**Task description**
The answer must consist of each line below that holds the word "Income", copied as it stands.

**Extracted information**
******************************

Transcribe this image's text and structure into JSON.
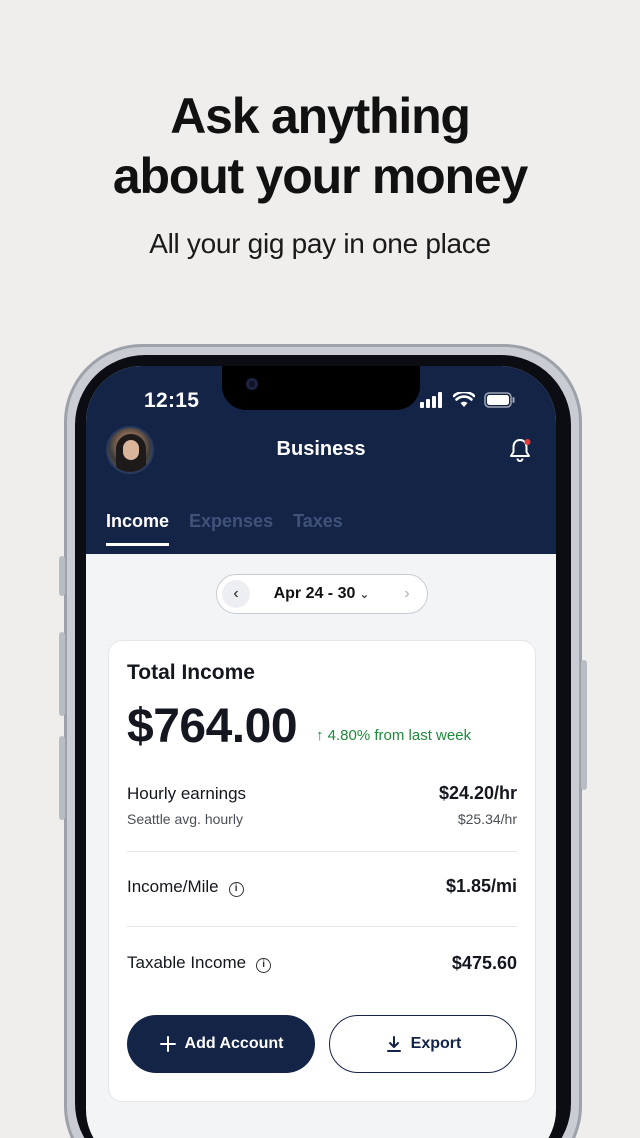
{
  "promo": {
    "title_line1": "Ask anything",
    "title_line2": "about your money",
    "subtitle": "All your gig pay in one place"
  },
  "status_bar": {
    "time": "12:15",
    "icons": [
      "signal-icon",
      "wifi-icon",
      "battery-icon"
    ]
  },
  "header": {
    "title": "Business",
    "notification_dot_color": "#e53935"
  },
  "tabs": [
    {
      "label": "Income",
      "active": true
    },
    {
      "label": "Expenses",
      "active": false
    },
    {
      "label": "Taxes",
      "active": false
    }
  ],
  "period": {
    "label": "Apr 24 - 30",
    "prev_icon": "chevron-left-icon",
    "next_icon": "chevron-right-icon",
    "dropdown_icon": "chevron-down-icon"
  },
  "summary": {
    "title": "Total Income",
    "amount": "$764.00",
    "delta": "4.80% from last week",
    "delta_color": "#1e8a3c"
  },
  "rows": {
    "hourly": {
      "label": "Hourly earnings",
      "value": "$24.20/hr",
      "sub_label": "Seattle avg. hourly",
      "sub_value": "$25.34/hr"
    },
    "mile": {
      "label": "Income/Mile",
      "value": "$1.85/mi"
    },
    "taxable": {
      "label": "Taxable Income",
      "value": "$475.60"
    }
  },
  "actions": {
    "add_account": "Add Account",
    "export": "Export"
  },
  "colors": {
    "brand_navy": "#142447",
    "background": "#efeeec"
  }
}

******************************

**Task solution**
      "label": "Income",
    "title": "Total Income",
      "label": "Income/Mile",
      "label": "Taxable Income",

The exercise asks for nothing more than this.